She didn’t know that Leep was a creep. Leep guessed that no one told her, not even Deborah, so Lizzie treated him like a normal person, like any friend of her late son-in-law. So Leep started to make excuses to go visit them. He had already started a file of clips about the Vincent Demarco murder, out of personal interest, but he put it all together in a binder and took it over to Lizzie’s house, to show Deborah. He knew she was obsessive about news clippings and articles and information about her husband’s murder, so he said it was for her. She didn’t have to worry about gathering together all the information; Leep would do it for her.
Deborah, Leep could tell, thought it was a creepy gesture, but that could have been something Leep heard about called confirmation bias, as in, just about anything Leep chose to do was going to be creepy. Anyway she liked that he kept the binder up to date. And that he brought it over every so often. Deborah liked to leaf through the pages, from the beginning. Leep laminated the first newspaper articles so the pages wouldn’t yellow. Lizzie said that was thoughtful. So she thought he was thoughtful, and normal.
He was shy around Lizzie, but to boost his confidence he always had a shower before he went over there to her house, and put gel in his unruly hair, brushed his teeth, and put on after-shave and clean clothes. That way he could concentrate on what to say.
One afternoon Leep was looking over Deborah’s shoulder as she sat at the dining room table leafing through the clippings. She said, “You could rethink the cologne thing, Leep, I’m suffocating here.” Leep recoiled, but was not shocked or even offended. It was the kind of thing people felt free to say to him. He actually learned things when people were blunt, like in this case, how not to wear too much after-shave.
But Lizzie, who was in the kitchen, said, “Deb, wow, that is rude.”
Leep couldn’t see Deborah’s face, but he knew she rolled her eyes, because her mother didn’t know Leep like she did, that he was strange and that you could say things to him you wouldn’t say to normal people.

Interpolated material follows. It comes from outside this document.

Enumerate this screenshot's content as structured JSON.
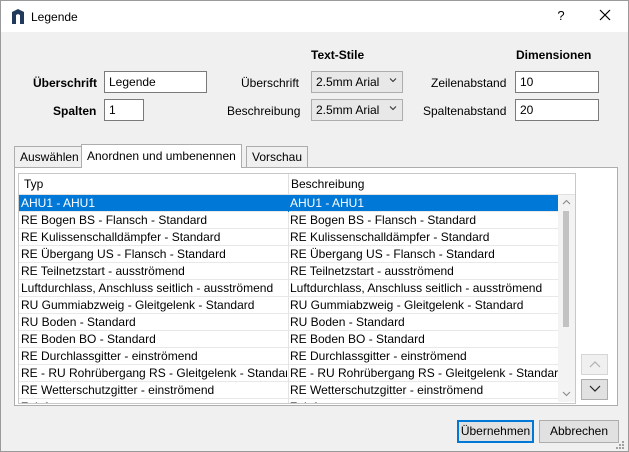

Lizzie thought he was ok, and worth defending. Leep felt something in his chest doing flip flops.
Is this what love felt like?